We caught up with Thibaut to talk about how he got started in downhill, how the virus is affecting his season and what he hopes for the future.
Where are you from and where do you live now?
I was born in the French Riviera around 20 minutes from Cannes and I’m still living in the same place, it's a calm and chill place.
Who do you ride for?
I’m riding for the Commencal/Muc-off by Riding Addiction team.
What does a typical day look like for you?
As I’m still at school, for me a classic day is going to school for half of the day and then training, but most of the time I do a first training session in the morning then I go to school and then have another training session after school.
How did you get into downhill racing?
Basically, I was riding BMX in my younger days because in BMX you can do, for example, World Championships and European Championships from the youngest age and that what drove me for years because with downhill in France you can’t do any races before you're 15 years old. I had always planned to start downhill races from 15 as soon as I could race, I have always ridden MTB and it was what I loved the most.
Thibault Daprela at the Blausasc BMX Track opening in 2016. Photos: Matt Wragg
What are your strengths?
I think it’s my commitment on the bike combined with strength and BMX skills.
What are your weaknesses?
My weaknesses are trying to go too fast too early and specific corners.
What’s been the worse crash you've had?
My worst crash was last year in Vallnord during the finals run, I may have forgot to put the fingers on the brake during this run!
Where’s your favorite place to ride?

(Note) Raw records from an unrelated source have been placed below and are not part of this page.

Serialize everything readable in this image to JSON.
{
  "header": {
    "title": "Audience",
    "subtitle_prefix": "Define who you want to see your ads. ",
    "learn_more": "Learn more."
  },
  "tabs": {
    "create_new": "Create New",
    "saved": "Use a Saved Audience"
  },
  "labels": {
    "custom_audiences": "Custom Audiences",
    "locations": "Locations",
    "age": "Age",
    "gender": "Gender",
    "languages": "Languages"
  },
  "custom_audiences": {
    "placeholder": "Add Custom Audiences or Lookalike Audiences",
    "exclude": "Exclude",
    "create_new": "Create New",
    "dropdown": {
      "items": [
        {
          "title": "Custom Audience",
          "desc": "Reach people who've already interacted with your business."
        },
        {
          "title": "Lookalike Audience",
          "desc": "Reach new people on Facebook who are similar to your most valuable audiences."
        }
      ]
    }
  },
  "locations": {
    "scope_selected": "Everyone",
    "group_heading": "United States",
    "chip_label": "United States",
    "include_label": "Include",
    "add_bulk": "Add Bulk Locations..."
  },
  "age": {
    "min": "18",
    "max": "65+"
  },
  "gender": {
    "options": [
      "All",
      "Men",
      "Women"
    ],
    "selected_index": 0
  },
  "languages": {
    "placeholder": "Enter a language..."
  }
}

For me, the best place is where I live because in approximately 90 minutes of driving you have so many places to ride for enduro and downhill and each spot is amazing. Plus you have good weather and a sea view most of the time.

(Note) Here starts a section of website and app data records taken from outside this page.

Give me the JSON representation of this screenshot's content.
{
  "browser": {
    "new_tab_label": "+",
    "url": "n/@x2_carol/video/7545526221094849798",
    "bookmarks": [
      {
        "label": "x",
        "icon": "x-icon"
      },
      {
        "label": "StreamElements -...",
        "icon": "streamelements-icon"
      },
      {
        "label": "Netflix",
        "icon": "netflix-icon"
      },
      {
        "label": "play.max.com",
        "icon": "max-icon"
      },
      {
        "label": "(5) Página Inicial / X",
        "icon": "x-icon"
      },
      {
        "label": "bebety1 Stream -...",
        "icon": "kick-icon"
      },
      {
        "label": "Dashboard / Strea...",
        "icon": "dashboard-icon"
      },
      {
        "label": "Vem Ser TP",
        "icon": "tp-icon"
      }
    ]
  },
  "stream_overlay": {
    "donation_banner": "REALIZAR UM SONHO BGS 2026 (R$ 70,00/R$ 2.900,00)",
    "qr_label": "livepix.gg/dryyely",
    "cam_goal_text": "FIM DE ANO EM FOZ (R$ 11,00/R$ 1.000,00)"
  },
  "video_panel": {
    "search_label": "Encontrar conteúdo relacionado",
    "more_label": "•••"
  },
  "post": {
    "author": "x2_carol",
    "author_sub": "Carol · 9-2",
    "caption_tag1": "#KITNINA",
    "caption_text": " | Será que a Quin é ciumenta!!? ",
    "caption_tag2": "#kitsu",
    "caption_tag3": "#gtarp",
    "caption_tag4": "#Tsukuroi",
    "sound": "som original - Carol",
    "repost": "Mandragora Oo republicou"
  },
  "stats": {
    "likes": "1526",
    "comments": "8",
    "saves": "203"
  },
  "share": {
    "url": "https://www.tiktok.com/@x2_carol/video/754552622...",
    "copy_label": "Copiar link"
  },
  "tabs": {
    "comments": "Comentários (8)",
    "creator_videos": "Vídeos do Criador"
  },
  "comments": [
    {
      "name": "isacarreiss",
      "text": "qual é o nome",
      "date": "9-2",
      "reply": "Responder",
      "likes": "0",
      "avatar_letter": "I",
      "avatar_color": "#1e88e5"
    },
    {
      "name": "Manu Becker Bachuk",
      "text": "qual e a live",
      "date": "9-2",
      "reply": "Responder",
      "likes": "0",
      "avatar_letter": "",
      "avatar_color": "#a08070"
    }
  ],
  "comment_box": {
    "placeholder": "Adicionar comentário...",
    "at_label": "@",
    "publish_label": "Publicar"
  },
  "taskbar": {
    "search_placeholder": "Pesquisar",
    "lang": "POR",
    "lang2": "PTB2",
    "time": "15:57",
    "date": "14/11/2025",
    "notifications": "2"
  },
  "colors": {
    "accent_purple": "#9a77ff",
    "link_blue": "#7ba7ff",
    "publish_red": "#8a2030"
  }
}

What bikes are you riding right now?
I’m riding my downhill bike, a Commencal Supreme DH.
Who or what inspires you?
The people who inspire me are mostly hard workers and successful people. Whatever it is, in sport or in business, there are always things to learn from these people but to give you a name in MTB, Nicolas Vouilloz. We have known each other since I was born. There is also another person in MTB but I will keep the name secret because he's still on the WC circuit haha.
What do you enjoy doing away from bikes?

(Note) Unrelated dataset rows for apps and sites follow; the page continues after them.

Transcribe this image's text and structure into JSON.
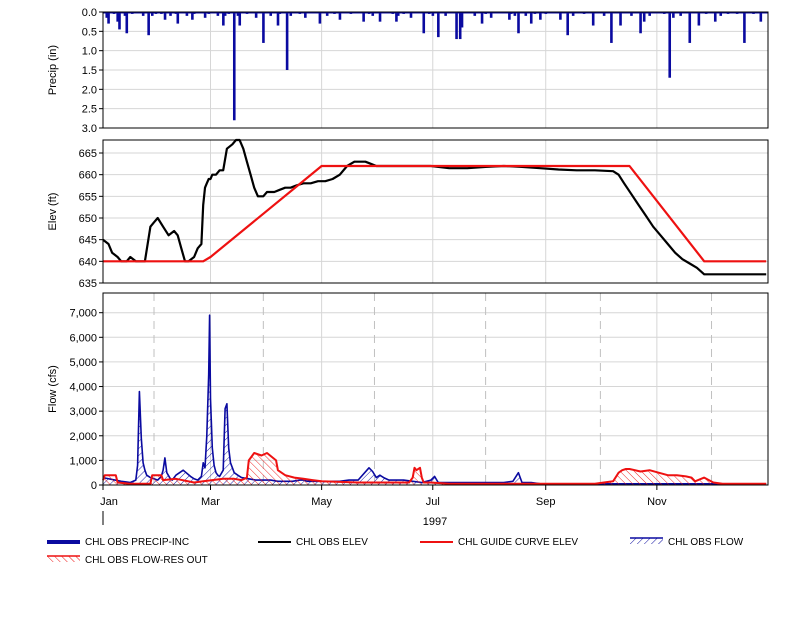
{
  "chart_data": [
    {
      "type": "bar",
      "ylabel": "Precip (in)",
      "ylim": [
        0.0,
        3.0
      ],
      "y_inverted": true,
      "yticks": [
        "0.0",
        "0.5",
        "1.0",
        "1.5",
        "2.0",
        "2.5",
        "3.0"
      ],
      "color": "#0a0aa0",
      "series": [
        {
          "name": "CHL OBS PRECIP-INC",
          "x": [
            2,
            3,
            6,
            8,
            9,
            12,
            13,
            16,
            22,
            25,
            27,
            29,
            32,
            34,
            37,
            40,
            41,
            46,
            49,
            50,
            56,
            58,
            63,
            66,
            67,
            69,
            72,
            74,
            75,
            79,
            84,
            88,
            92,
            96,
            97,
            101,
            103,
            108,
            111,
            119,
            123,
            127,
            130,
            136,
            143,
            146,
            148,
            152,
            159,
            161,
            162,
            165,
            169,
            176,
            179,
            181,
            184,
            188,
            194,
            196,
            197,
            204,
            208,
            210,
            213,
            223,
            224,
            226,
            228,
            232,
            235,
            237,
            240,
            243,
            251,
            255,
            258,
            264,
            269,
            275,
            279,
            284,
            290,
            295,
            297,
            300,
            308,
            311,
            313,
            317,
            322,
            327,
            331,
            336,
            339,
            343,
            348,
            352,
            357,
            361
          ],
          "values": [
            0.15,
            0.3,
            0.05,
            0.25,
            0.45,
            0.1,
            0.55,
            0.05,
            0.1,
            0.6,
            0.1,
            0.05,
            0.05,
            0.2,
            0.1,
            0.05,
            0.3,
            0.1,
            0.2,
            0.05,
            0.15,
            0.05,
            0.1,
            0.35,
            0.1,
            0.05,
            2.8,
            0.1,
            0.35,
            0.05,
            0.15,
            0.8,
            0.1,
            0.35,
            0.05,
            1.5,
            0.1,
            0.05,
            0.15,
            0.3,
            0.1,
            0.05,
            0.2,
            0.05,
            0.25,
            0.05,
            0.1,
            0.25,
            0.05,
            0.25,
            0.1,
            0.05,
            0.15,
            0.55,
            0.05,
            0.1,
            0.65,
            0.1,
            0.7,
            0.7,
            0.4,
            0.1,
            0.3,
            0.05,
            0.15,
            0.2,
            0.05,
            0.1,
            0.55,
            0.1,
            0.3,
            0.05,
            0.2,
            0.05,
            0.2,
            0.6,
            0.1,
            0.05,
            0.35,
            0.1,
            0.8,
            0.35,
            0.1,
            0.55,
            0.25,
            0.1,
            0.05,
            1.7,
            0.15,
            0.1,
            0.8,
            0.35,
            0.05,
            0.25,
            0.1,
            0.05,
            0.05,
            0.8,
            0.05,
            0.25
          ]
        }
      ]
    },
    {
      "type": "line",
      "ylabel": "Elev (ft)",
      "ylim": [
        635,
        668
      ],
      "yticks": [
        "635",
        "640",
        "645",
        "650",
        "655",
        "660",
        "665"
      ],
      "series": [
        {
          "name": "CHL OBS ELEV",
          "color": "#000000",
          "x": [
            0,
            3,
            5,
            8,
            10,
            13,
            15,
            18,
            20,
            23,
            26,
            28,
            30,
            33,
            36,
            39,
            41,
            43,
            45,
            47,
            50,
            52,
            54,
            55,
            56,
            57,
            58,
            59,
            60,
            62,
            64,
            66,
            68,
            71,
            73,
            75,
            77,
            79,
            81,
            83,
            85,
            88,
            90,
            92,
            94,
            97,
            100,
            103,
            106,
            110,
            114,
            118,
            122,
            126,
            130,
            134,
            138,
            141,
            144,
            147,
            150,
            153,
            156,
            159,
            162,
            165,
            170,
            180,
            190,
            200,
            210,
            220,
            230,
            240,
            250,
            260,
            270,
            280,
            283,
            286,
            290,
            294,
            298,
            302,
            306,
            310,
            314,
            318,
            322,
            326,
            330,
            334,
            338,
            342,
            346,
            350,
            355,
            359,
            364
          ],
          "y": [
            645,
            644,
            642,
            641,
            640,
            640,
            641,
            640,
            640,
            640,
            648,
            649,
            650,
            648,
            646,
            647,
            646,
            643,
            640,
            640,
            641,
            643,
            644,
            653,
            657,
            658,
            659,
            659,
            660,
            660,
            661,
            661,
            666,
            667,
            668,
            668,
            666,
            663,
            660,
            657,
            655,
            655,
            656,
            656,
            656,
            656.5,
            657,
            657,
            657.5,
            658,
            658,
            658.5,
            658.5,
            659,
            660,
            662,
            663,
            663,
            663,
            662.5,
            662,
            662,
            662,
            662,
            662,
            662,
            662,
            662,
            661.5,
            661.5,
            661.8,
            662,
            661.8,
            661.5,
            661.2,
            661,
            661,
            660.8,
            660,
            658,
            655.5,
            653,
            650.5,
            648,
            646,
            644,
            642,
            640.5,
            639.5,
            638.5,
            637,
            637,
            637,
            637,
            637,
            637,
            637,
            637,
            637
          ]
        },
        {
          "name": "CHL GUIDE CURVE ELEV",
          "color": "#ee1111",
          "x": [
            0,
            55,
            59,
            120,
            289,
            330,
            364
          ],
          "y": [
            640,
            640,
            641,
            662,
            662,
            640,
            640
          ]
        }
      ]
    },
    {
      "type": "line",
      "ylabel": "Flow (cfs)",
      "xlabel": "1997",
      "ylim": [
        0,
        7800
      ],
      "yticks": [
        "0",
        "1,000",
        "2,000",
        "3,000",
        "4,000",
        "5,000",
        "6,000",
        "7,000"
      ],
      "xticks": [
        "Jan",
        "Mar",
        "May",
        "Jul",
        "Sep",
        "Nov"
      ],
      "xtick_days": [
        0,
        59,
        120,
        181,
        243,
        304
      ],
      "minor_gridline_days": [
        28,
        88,
        149,
        210,
        273,
        334
      ],
      "series": [
        {
          "name": "CHL OBS FLOW",
          "color": "#0a0aa0",
          "x": [
            0,
            10,
            15,
            18,
            19,
            20,
            21,
            22,
            23,
            24,
            26,
            28,
            30,
            32,
            33,
            34,
            35,
            37,
            38,
            40,
            44,
            48,
            50,
            52,
            54,
            55,
            56,
            57,
            58,
            58.5,
            59,
            60,
            61,
            62,
            63,
            64,
            66,
            67,
            68,
            69,
            70,
            71,
            72,
            74,
            76,
            80,
            84,
            86,
            88,
            92,
            96,
            100,
            104,
            108,
            110,
            112,
            116,
            120,
            125,
            130,
            135,
            140,
            146,
            148,
            150,
            152,
            154,
            157,
            160,
            165,
            170,
            175,
            180,
            182,
            184,
            186,
            190,
            200,
            210,
            220,
            225,
            228,
            230,
            235,
            240,
            250,
            260,
            270,
            280,
            290,
            300,
            310,
            320,
            330,
            340,
            350,
            364
          ],
          "y": [
            300,
            150,
            100,
            200,
            800,
            3800,
            1900,
            900,
            600,
            400,
            300,
            250,
            200,
            350,
            600,
            1100,
            500,
            250,
            200,
            400,
            600,
            350,
            250,
            200,
            350,
            900,
            700,
            2000,
            4500,
            6900,
            3500,
            1500,
            800,
            500,
            400,
            350,
            600,
            3100,
            3300,
            1500,
            900,
            700,
            500,
            400,
            300,
            250,
            200,
            200,
            200,
            200,
            150,
            150,
            150,
            200,
            200,
            150,
            150,
            150,
            150,
            150,
            200,
            200,
            700,
            550,
            300,
            400,
            300,
            200,
            200,
            200,
            150,
            100,
            200,
            350,
            100,
            100,
            100,
            100,
            100,
            100,
            150,
            500,
            100,
            100,
            50,
            50,
            50,
            50,
            50,
            50,
            50,
            50,
            50,
            50,
            50,
            50,
            50
          ]
        },
        {
          "name": "CHL OBS FLOW-RES OUT",
          "color": "#ee1111",
          "x": [
            0,
            1,
            7,
            8,
            15,
            26,
            27,
            32,
            33,
            40,
            50,
            55,
            60,
            66,
            72,
            76,
            79,
            80,
            83,
            87,
            90,
            95,
            96,
            100,
            105,
            110,
            115,
            120,
            140,
            160,
            168,
            170,
            171,
            172,
            174,
            175,
            176,
            180,
            190,
            200,
            230,
            260,
            270,
            280,
            283,
            285,
            287,
            289,
            292,
            295,
            300,
            305,
            310,
            315,
            320,
            323,
            325,
            330,
            335,
            340,
            345,
            350,
            364
          ],
          "y": [
            200,
            400,
            400,
            100,
            50,
            50,
            400,
            400,
            200,
            250,
            100,
            150,
            200,
            250,
            250,
            200,
            300,
            1000,
            1300,
            1200,
            1300,
            1000,
            600,
            400,
            300,
            250,
            200,
            150,
            100,
            100,
            100,
            300,
            700,
            600,
            700,
            300,
            100,
            100,
            50,
            50,
            50,
            50,
            50,
            150,
            500,
            600,
            650,
            650,
            600,
            550,
            600,
            500,
            400,
            400,
            350,
            300,
            150,
            300,
            100,
            50,
            50,
            50,
            50
          ]
        }
      ]
    }
  ],
  "legend": [
    {
      "label": "CHL OBS PRECIP-INC",
      "style": "thick-bar",
      "color": "#0a0aa0"
    },
    {
      "label": "CHL OBS ELEV",
      "style": "line",
      "color": "#000000"
    },
    {
      "label": "CHL GUIDE CURVE ELEV",
      "style": "line",
      "color": "#ee1111"
    },
    {
      "label": "CHL OBS FLOW",
      "style": "hatch",
      "color": "#0a0aa0"
    },
    {
      "label": "CHL OBS FLOW-RES OUT",
      "style": "hatch",
      "color": "#ee1111"
    }
  ]
}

I really like real estate, it is a hobby for me. Then I love riding moto during the winter and in summer when we don’t have races wake surfing.
What do you do to rest and recover after a race?
I take cold baths and our amazing physio Brieuc take care of us, and I try to stay relaxed and not move too much to keep my energy and have a faster recovery.
What advice would you give to someone trying to get into racing?
My advice is to put a lot of work and commitment into the sport and being ready to make sacrifices.
How do you get focused before dropping into a race run?
I don’t need to get focus everything come naturally, I have my routine.
Where do you think the future of downhill racing is headed?
As we saw last year, the riders were super close in timing because they are very serious compared to 10 or even 5 years ago. There are also the tracks, which are, for the most part, not too natural and very fast. In my eyes it’s not the best way, old school tracks were more fun and less dangerous.
How has the spread of Coronavirus affected you so far?
Unfortunately, I injured my knee during the early outbreak of the virus so it was good for me at the beginning because I knew that some races will be cancelled or postponed but the coronavirus has taken so much impact all over the world than on my personal interest. We all need to stay safe at home to reduce the problem.
What are your plans going forward to work around the limitations put in place against the virus?
As I said previously, I can’t ride so I stay confined at home and I try to adapt my training with the machines that I have in my own workout room.